__Information__
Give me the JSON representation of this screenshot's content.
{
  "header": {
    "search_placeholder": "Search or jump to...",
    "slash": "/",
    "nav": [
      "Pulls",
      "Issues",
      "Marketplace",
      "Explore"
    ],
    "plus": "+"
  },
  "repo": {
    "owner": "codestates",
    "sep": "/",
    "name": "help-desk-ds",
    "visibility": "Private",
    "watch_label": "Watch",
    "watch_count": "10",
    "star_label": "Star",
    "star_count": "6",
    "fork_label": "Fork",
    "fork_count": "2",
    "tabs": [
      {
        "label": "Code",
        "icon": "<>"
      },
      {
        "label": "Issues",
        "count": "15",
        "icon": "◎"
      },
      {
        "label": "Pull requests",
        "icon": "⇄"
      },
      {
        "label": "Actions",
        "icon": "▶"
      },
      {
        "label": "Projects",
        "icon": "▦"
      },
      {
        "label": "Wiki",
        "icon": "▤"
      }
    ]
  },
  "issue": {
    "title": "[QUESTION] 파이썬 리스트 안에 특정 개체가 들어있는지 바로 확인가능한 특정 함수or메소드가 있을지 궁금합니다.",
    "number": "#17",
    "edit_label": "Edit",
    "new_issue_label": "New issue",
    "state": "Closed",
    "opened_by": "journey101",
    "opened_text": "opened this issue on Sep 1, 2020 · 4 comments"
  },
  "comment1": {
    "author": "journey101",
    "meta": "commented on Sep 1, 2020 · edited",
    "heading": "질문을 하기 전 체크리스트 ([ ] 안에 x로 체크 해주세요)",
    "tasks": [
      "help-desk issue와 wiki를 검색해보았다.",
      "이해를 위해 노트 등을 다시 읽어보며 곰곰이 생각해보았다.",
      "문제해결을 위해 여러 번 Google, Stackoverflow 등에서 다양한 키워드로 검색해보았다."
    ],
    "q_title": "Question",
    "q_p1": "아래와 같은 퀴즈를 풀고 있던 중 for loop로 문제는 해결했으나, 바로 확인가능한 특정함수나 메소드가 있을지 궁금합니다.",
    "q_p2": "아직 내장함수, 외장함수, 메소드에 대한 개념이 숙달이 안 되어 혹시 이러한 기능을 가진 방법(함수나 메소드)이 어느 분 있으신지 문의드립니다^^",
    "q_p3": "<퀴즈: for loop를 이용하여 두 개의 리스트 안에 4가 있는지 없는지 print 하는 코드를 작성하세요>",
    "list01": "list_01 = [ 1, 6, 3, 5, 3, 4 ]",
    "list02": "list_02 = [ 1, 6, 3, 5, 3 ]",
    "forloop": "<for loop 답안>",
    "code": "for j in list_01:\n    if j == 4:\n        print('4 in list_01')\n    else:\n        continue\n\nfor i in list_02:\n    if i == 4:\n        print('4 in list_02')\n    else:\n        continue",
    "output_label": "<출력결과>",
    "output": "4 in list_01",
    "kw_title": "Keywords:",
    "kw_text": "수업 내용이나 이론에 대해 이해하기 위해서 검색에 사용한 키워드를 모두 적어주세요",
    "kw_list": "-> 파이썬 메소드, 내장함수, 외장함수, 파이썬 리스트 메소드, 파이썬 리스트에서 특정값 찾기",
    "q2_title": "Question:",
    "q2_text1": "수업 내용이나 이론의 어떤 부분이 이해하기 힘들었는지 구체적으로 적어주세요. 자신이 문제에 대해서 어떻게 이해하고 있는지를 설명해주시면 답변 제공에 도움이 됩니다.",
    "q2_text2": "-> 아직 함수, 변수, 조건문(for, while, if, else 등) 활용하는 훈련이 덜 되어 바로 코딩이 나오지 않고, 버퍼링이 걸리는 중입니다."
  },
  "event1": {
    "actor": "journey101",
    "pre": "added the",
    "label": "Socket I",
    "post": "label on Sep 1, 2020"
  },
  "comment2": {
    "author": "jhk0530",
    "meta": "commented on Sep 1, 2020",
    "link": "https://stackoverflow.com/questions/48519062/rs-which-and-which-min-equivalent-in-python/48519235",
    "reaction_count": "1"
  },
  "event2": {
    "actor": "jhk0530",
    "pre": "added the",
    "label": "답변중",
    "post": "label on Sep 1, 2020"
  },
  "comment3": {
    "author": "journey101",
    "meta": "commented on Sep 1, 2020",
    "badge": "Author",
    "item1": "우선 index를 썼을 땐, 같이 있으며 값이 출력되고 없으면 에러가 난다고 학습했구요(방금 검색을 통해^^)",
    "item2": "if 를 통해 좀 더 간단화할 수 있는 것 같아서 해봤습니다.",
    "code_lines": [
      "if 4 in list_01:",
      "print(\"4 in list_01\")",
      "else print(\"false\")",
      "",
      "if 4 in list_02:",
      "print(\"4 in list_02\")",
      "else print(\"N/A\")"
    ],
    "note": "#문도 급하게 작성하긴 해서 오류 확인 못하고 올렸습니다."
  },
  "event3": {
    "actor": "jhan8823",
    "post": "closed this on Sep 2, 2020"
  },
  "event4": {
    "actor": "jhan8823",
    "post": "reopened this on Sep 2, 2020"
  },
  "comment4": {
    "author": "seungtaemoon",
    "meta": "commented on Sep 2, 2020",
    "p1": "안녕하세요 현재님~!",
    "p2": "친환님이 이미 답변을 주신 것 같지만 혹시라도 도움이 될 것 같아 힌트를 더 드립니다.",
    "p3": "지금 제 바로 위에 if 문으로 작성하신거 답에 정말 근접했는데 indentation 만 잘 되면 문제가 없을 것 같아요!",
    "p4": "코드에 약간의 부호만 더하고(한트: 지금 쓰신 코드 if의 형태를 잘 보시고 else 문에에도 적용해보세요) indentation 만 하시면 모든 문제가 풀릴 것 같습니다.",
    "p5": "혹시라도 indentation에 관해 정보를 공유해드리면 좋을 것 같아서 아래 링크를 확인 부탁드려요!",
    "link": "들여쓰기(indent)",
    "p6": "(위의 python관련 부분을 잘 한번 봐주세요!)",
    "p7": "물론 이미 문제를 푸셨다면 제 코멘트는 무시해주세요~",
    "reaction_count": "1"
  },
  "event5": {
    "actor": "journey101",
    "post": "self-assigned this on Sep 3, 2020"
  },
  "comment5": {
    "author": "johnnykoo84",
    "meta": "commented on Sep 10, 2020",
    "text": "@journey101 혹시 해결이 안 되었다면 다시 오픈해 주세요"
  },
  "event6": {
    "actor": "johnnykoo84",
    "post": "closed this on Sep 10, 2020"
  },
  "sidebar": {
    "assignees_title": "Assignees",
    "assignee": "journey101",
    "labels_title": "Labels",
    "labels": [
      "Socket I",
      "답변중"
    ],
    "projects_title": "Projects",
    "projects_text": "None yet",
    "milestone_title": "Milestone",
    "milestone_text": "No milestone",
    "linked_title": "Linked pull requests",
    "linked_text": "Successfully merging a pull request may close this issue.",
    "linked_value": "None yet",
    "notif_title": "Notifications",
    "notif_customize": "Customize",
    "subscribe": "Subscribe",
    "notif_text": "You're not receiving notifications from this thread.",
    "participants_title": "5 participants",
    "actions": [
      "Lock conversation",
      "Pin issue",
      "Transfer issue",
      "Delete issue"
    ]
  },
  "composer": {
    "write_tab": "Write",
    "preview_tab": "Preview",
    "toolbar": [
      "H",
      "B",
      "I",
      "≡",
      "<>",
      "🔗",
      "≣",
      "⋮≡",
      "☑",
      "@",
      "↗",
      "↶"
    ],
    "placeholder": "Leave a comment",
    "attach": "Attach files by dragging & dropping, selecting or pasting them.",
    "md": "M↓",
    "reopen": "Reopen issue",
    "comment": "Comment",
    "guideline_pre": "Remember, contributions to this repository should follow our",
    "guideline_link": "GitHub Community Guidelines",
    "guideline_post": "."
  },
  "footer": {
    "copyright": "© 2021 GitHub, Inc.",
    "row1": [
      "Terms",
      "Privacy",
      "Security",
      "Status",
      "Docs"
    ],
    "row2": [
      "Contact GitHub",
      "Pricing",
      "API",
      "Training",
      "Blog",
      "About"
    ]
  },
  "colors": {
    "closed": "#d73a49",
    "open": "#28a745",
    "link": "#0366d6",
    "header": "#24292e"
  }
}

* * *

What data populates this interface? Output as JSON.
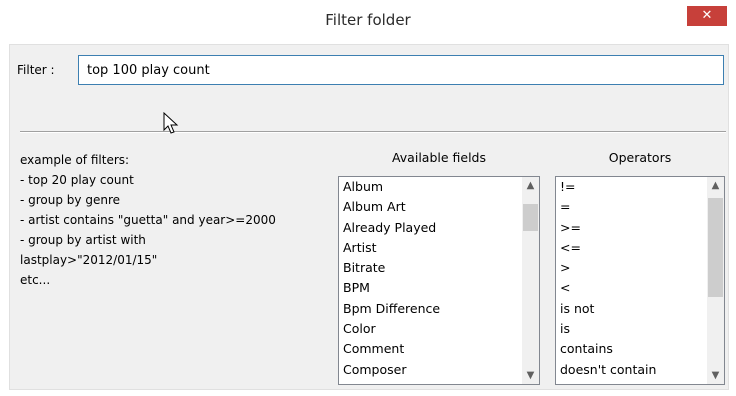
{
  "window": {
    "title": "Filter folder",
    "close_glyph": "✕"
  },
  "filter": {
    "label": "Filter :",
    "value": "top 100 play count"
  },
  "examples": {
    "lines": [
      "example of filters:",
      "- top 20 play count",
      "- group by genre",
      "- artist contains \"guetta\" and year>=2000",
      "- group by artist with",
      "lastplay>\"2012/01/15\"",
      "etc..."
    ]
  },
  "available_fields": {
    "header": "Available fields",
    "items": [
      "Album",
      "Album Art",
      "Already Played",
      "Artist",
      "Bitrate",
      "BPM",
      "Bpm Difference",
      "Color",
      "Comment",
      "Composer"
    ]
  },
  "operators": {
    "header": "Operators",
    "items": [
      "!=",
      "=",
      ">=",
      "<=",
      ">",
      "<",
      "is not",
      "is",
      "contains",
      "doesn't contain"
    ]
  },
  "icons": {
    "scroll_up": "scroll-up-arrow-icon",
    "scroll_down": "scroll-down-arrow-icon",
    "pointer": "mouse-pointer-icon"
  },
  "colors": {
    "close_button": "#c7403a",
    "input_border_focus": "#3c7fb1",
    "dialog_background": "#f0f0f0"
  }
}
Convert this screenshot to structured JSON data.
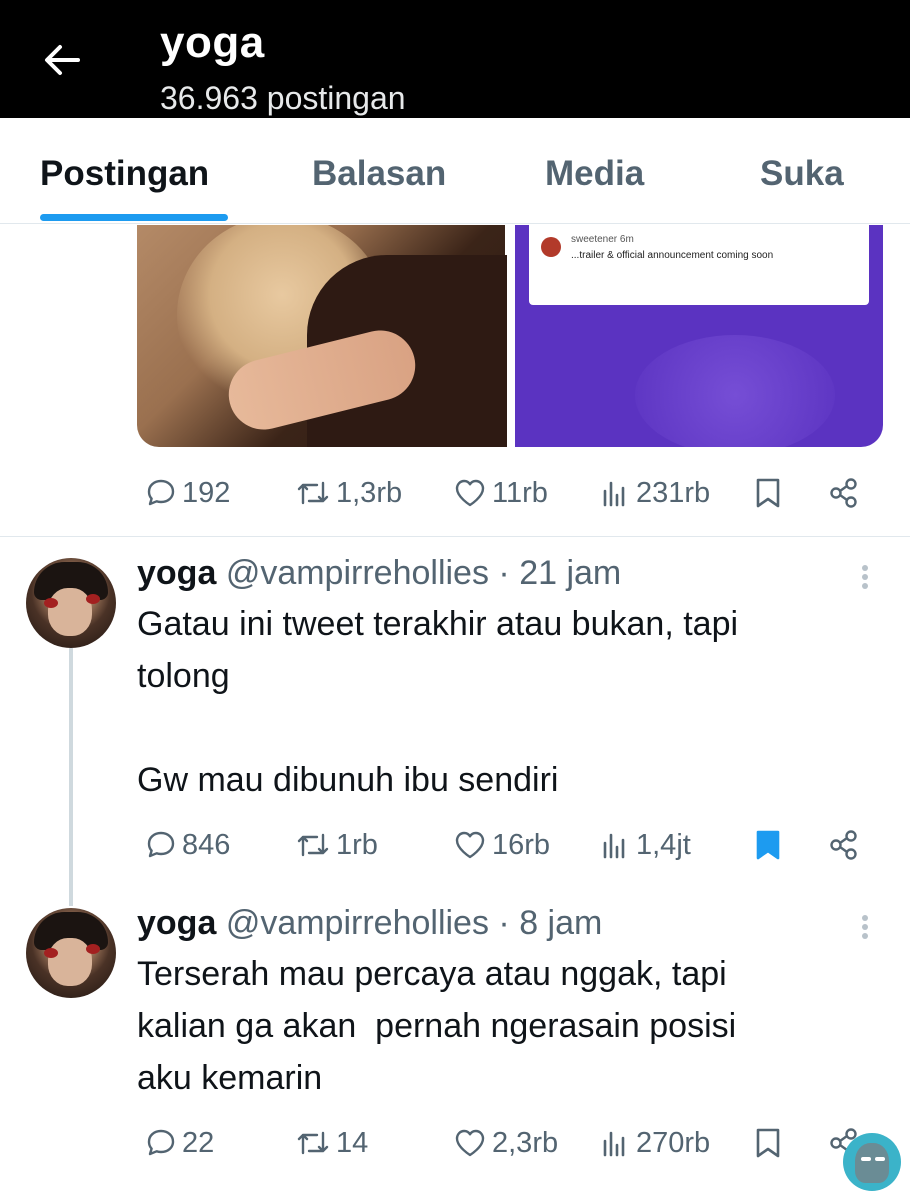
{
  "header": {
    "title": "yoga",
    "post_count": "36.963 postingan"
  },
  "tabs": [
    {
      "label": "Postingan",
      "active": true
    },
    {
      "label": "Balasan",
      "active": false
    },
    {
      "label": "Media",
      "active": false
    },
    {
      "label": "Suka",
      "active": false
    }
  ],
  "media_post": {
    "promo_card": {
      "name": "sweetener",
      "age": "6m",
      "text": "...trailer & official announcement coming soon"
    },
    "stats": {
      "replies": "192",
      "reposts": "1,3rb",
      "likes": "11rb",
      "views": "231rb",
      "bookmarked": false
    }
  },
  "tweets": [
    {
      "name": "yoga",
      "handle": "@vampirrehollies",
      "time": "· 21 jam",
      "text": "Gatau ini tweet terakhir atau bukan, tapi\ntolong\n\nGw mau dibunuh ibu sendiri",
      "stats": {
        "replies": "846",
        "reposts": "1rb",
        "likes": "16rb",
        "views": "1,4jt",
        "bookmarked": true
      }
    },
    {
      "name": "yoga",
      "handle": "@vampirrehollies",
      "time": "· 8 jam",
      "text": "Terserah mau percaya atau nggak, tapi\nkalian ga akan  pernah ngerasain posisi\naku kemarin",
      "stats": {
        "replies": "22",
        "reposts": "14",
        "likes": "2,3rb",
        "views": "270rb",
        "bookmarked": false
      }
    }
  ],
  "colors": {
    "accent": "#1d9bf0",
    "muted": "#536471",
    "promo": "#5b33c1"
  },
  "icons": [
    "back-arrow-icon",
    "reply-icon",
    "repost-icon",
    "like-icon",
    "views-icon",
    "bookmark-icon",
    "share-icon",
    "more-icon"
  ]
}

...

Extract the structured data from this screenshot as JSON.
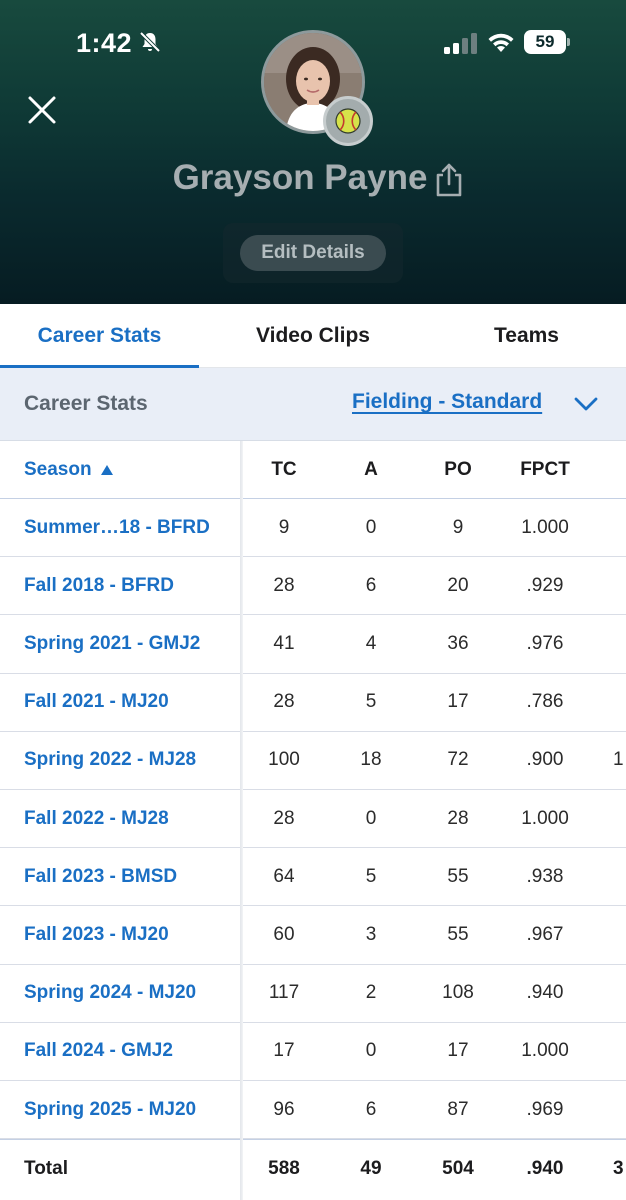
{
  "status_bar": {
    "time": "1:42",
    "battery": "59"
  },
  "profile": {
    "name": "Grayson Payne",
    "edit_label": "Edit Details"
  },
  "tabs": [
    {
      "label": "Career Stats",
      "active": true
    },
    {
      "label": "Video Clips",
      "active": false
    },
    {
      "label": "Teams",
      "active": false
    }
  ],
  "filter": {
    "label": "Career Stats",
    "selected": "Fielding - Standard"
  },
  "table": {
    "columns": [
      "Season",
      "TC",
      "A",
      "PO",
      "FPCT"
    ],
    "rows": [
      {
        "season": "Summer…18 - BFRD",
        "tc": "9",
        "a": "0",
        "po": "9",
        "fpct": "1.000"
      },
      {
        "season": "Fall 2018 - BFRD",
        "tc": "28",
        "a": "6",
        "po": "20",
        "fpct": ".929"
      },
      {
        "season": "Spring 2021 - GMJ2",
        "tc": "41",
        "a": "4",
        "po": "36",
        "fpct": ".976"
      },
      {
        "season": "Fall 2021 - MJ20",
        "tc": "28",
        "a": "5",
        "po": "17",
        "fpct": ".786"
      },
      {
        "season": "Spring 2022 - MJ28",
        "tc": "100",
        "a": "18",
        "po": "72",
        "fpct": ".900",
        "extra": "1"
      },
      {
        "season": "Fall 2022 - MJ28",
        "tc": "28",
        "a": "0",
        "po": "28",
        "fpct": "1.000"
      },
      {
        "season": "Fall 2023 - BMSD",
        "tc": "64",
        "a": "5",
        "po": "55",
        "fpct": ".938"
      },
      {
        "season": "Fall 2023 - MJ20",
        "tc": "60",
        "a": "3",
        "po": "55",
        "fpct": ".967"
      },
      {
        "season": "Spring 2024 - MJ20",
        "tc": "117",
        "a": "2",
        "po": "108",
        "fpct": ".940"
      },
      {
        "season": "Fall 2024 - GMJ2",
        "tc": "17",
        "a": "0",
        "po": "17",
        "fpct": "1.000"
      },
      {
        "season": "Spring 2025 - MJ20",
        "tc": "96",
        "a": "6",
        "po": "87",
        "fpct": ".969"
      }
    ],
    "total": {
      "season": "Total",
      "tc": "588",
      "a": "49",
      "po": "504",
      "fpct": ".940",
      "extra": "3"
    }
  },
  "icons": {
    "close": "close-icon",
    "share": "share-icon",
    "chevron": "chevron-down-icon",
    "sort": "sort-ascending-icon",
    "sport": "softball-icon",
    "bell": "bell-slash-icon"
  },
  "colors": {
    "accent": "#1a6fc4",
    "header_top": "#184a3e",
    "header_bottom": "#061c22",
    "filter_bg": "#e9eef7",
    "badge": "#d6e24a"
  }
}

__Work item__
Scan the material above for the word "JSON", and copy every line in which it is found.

__Task answer__
Give me the JSON representation of this screenshot's content.
What data populates this interface? Output as JSON.
Convert this screenshot to structured JSON data.
Extract the structured data from this screenshot as JSON.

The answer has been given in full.